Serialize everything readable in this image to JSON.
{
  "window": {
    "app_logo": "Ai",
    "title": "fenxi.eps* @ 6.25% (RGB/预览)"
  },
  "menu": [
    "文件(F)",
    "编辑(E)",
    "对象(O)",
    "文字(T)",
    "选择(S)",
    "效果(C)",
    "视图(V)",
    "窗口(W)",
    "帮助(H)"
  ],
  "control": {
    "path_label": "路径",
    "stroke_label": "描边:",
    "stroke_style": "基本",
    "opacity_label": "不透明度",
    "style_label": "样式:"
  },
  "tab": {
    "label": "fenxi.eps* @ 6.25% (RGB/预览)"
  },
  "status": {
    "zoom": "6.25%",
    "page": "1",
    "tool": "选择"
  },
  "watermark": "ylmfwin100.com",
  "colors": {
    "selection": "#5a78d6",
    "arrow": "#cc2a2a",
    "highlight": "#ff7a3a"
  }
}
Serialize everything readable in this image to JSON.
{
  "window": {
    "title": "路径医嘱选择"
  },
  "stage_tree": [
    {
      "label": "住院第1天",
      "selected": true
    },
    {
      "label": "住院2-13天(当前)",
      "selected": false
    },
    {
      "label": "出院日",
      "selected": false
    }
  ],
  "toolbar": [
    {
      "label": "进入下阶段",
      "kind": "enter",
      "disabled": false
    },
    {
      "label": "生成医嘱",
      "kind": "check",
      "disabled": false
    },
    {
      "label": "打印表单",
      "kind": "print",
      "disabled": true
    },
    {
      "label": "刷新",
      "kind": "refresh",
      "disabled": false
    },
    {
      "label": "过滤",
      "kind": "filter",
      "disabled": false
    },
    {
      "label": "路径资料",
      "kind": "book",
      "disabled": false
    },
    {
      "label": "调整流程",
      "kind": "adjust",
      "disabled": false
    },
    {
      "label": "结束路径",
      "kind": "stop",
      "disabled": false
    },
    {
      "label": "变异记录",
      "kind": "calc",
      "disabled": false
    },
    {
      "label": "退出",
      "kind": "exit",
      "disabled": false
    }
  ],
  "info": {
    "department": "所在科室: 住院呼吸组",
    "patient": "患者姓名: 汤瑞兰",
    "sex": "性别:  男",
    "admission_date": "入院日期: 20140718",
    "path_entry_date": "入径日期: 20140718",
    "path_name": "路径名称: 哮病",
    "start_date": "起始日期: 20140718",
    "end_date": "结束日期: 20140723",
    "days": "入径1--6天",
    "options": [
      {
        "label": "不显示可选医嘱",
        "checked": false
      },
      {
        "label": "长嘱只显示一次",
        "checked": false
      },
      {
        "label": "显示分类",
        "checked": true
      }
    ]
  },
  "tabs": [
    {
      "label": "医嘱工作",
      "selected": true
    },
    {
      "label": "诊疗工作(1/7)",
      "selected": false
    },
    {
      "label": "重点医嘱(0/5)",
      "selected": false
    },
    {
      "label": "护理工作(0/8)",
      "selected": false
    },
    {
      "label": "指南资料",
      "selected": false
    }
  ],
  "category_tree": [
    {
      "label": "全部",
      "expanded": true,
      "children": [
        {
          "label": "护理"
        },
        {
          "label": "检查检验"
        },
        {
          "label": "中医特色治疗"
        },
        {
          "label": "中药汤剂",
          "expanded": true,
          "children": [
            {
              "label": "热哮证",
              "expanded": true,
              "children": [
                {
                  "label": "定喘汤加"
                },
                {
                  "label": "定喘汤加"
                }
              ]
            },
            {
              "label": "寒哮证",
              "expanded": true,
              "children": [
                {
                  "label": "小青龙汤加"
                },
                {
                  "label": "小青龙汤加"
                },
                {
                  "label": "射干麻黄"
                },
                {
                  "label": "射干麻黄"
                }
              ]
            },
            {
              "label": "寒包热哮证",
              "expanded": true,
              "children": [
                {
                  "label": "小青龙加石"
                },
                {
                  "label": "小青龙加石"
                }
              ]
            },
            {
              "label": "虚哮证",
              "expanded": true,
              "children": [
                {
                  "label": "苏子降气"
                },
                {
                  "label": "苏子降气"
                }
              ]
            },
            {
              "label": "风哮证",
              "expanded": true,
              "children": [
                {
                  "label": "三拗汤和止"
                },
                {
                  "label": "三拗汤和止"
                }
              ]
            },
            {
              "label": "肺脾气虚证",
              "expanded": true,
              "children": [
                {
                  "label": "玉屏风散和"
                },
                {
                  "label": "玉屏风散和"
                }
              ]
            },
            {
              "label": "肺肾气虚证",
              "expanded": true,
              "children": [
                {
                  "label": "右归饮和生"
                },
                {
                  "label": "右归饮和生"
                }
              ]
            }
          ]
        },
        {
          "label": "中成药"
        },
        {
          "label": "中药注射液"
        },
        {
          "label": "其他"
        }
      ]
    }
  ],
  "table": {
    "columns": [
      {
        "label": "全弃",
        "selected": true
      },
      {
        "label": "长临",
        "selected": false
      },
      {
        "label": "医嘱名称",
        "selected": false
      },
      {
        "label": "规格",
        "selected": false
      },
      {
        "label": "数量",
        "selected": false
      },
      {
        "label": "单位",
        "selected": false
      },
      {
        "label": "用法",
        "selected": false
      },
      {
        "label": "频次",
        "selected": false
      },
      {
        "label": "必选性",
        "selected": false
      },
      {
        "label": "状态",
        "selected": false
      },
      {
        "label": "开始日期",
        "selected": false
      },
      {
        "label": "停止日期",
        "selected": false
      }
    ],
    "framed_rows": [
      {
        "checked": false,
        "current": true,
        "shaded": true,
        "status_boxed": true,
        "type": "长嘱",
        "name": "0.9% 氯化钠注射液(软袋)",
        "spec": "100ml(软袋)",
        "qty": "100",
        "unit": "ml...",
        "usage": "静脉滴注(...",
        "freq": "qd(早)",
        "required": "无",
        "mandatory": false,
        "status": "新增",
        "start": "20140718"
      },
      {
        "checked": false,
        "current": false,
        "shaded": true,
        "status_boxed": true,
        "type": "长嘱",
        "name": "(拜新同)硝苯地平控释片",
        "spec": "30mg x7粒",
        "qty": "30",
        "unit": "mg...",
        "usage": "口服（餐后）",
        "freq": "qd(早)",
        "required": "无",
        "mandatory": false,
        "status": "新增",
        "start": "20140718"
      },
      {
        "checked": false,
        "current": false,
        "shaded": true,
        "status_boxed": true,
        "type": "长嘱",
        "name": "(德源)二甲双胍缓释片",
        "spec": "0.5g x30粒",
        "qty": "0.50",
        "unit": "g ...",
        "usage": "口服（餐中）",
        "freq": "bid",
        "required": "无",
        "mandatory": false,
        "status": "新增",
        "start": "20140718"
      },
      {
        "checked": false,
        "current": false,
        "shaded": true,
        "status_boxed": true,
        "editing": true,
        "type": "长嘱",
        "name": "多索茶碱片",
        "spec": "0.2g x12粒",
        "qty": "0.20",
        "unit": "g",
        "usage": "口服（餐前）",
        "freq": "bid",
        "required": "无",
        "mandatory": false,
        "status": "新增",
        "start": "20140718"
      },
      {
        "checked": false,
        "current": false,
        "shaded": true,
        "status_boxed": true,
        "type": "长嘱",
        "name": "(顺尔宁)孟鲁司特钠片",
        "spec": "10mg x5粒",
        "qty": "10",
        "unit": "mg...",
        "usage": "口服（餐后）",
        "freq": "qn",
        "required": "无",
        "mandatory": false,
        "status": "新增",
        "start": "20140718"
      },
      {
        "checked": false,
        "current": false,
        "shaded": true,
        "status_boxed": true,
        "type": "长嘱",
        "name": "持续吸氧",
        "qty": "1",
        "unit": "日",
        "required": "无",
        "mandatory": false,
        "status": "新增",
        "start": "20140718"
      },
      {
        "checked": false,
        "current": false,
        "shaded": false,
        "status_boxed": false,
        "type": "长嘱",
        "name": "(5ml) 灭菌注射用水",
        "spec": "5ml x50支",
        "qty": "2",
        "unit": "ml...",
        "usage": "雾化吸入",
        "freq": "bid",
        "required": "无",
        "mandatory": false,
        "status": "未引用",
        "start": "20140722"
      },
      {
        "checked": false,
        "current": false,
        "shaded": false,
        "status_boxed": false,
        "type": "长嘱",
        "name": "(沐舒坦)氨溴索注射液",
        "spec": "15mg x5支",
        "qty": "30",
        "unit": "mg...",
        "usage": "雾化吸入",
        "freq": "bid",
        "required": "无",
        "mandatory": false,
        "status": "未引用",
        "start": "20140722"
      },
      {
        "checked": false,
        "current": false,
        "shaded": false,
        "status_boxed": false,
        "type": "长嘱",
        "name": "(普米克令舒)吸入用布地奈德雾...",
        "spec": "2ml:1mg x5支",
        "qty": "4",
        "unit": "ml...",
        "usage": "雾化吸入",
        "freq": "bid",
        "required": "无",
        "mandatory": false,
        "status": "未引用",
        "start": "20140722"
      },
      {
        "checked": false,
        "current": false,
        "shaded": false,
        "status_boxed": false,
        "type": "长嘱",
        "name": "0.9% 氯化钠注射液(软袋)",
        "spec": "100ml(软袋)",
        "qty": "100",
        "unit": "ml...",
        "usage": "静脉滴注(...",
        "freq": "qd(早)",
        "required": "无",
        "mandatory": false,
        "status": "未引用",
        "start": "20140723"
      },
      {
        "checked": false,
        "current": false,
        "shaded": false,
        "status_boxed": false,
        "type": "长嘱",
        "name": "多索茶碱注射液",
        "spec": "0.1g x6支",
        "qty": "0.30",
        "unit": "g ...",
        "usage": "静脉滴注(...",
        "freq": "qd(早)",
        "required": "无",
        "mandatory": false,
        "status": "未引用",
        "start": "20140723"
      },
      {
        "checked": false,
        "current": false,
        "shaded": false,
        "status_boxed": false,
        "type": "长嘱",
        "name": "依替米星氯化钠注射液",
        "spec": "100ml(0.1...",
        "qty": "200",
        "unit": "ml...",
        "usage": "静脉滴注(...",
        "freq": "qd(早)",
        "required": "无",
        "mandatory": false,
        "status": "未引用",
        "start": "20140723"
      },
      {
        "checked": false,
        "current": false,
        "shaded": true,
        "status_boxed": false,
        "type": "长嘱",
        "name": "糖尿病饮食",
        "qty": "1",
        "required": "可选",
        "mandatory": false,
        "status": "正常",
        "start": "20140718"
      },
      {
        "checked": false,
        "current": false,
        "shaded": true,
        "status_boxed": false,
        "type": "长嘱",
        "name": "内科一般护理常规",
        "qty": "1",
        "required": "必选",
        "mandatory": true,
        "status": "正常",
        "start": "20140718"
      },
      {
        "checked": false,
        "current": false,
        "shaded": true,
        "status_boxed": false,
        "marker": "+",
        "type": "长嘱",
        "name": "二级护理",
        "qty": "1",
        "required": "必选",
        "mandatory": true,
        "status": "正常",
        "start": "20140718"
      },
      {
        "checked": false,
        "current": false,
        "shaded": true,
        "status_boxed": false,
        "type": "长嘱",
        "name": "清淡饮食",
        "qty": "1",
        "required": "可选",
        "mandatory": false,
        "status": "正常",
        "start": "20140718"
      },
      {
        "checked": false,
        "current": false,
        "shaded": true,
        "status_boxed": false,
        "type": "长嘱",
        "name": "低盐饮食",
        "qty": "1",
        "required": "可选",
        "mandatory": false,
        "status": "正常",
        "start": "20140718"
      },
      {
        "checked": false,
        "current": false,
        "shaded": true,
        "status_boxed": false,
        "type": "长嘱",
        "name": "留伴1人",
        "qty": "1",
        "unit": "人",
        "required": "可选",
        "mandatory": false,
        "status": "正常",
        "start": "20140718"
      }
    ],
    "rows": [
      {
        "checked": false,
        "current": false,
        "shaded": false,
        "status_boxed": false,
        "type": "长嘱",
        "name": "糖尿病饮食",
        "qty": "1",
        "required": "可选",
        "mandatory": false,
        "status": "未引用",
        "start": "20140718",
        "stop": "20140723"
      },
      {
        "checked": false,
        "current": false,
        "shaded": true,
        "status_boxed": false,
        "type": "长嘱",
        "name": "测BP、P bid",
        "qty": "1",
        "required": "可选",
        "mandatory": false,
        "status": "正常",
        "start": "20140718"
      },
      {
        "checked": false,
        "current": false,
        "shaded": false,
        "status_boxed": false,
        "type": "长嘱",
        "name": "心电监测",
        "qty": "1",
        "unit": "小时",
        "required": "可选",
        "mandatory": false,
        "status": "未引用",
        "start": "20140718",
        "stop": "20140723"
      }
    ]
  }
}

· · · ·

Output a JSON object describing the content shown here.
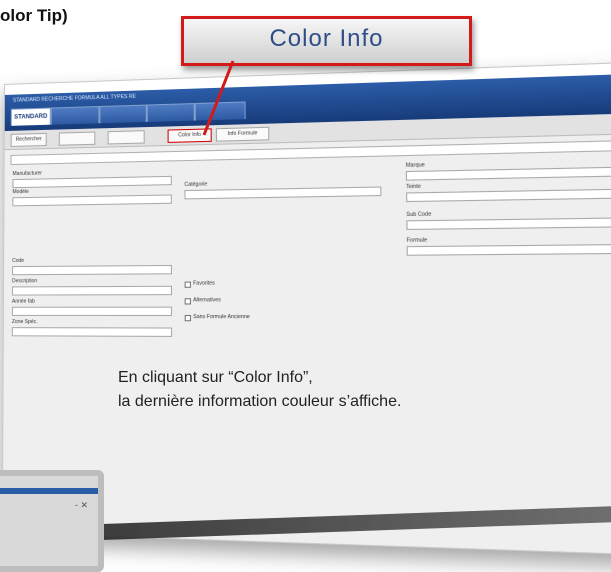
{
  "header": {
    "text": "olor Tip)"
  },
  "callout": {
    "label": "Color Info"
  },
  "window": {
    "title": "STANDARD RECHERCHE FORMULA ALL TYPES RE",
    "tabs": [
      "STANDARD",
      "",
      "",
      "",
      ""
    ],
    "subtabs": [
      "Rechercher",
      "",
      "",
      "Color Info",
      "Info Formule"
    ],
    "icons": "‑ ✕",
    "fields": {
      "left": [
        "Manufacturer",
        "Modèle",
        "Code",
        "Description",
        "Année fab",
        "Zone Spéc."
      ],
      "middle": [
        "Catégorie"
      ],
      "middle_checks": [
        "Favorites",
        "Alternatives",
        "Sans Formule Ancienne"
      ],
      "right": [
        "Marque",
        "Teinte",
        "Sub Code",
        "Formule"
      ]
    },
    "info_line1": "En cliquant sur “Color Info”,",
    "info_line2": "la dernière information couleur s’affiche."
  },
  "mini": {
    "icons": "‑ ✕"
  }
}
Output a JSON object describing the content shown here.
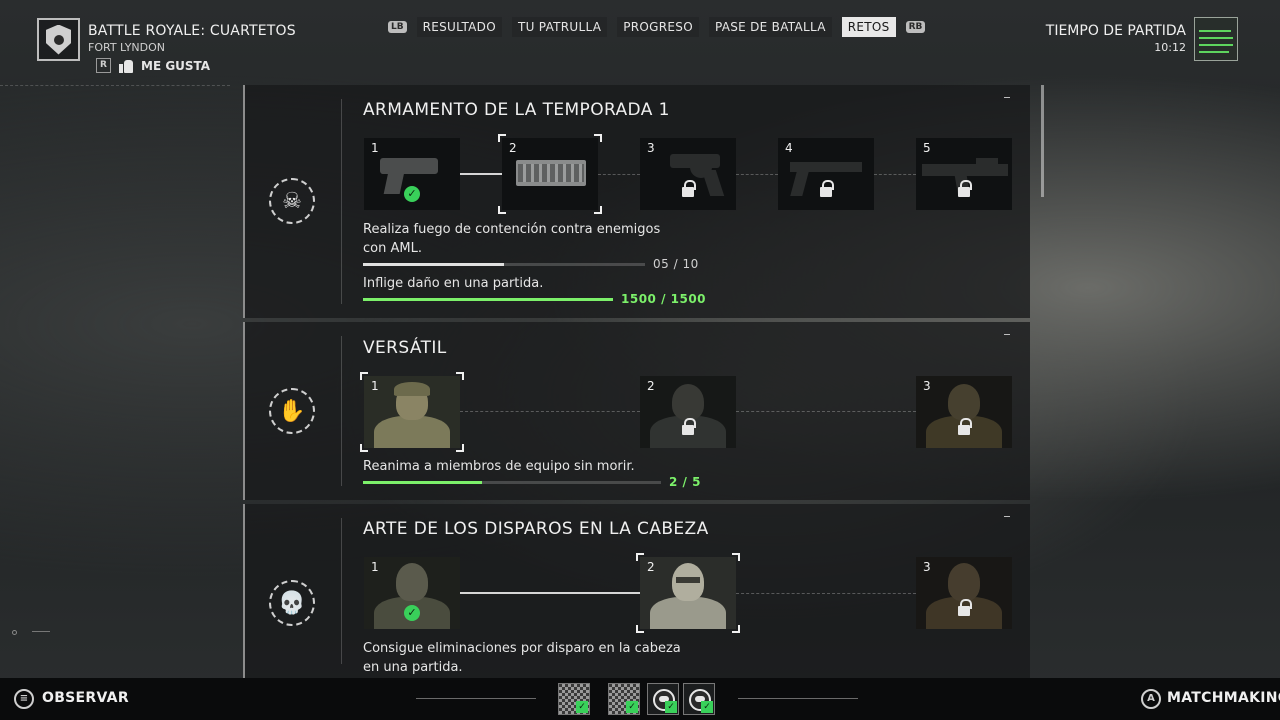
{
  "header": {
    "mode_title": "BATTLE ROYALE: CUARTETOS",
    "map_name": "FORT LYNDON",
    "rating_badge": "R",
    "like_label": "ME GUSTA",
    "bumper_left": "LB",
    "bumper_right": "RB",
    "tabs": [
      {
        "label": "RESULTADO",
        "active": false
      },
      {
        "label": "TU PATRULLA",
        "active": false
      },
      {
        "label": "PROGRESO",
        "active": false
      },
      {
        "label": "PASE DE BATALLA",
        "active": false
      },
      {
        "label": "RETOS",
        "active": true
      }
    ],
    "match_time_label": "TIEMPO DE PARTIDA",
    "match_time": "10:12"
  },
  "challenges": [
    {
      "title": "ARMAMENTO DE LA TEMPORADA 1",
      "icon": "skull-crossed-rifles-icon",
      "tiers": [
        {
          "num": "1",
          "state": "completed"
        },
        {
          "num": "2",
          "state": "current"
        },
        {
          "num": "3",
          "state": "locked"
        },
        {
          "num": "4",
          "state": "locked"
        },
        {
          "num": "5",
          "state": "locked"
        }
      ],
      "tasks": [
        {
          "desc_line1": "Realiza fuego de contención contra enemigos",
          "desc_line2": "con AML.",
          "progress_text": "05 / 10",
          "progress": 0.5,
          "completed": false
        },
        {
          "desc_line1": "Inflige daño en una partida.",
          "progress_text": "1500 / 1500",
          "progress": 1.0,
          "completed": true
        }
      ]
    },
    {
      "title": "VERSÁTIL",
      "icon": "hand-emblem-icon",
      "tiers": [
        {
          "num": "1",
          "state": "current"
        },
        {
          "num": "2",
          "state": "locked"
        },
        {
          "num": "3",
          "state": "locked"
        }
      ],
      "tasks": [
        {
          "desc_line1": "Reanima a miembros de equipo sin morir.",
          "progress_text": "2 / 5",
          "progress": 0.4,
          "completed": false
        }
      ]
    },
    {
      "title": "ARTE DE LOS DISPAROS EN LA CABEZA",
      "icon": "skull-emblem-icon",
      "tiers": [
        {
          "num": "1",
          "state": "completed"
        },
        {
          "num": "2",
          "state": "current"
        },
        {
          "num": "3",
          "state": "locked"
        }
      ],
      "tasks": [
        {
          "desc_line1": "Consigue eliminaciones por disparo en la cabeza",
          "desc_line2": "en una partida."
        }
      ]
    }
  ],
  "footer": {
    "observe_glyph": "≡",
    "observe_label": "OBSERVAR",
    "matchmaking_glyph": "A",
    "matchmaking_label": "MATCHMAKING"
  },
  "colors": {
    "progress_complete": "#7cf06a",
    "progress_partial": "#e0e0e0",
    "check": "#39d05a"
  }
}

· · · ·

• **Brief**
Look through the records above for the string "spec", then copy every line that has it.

• **Solution to this task**
        "spec": "100ml(软袋)",
        "spec": "30mg x7粒",
        "spec": "0.5g x30粒",
        "spec": "0.2g x12粒",
        "spec": "10mg x5粒",
        "spec": "5ml x50支",
        "spec": "15mg x5支",
        "spec": "2ml:1mg x5支",
        "spec": "100ml(软袋)",
        "spec": "0.1g x6支",
        "spec": "100ml(0.1...",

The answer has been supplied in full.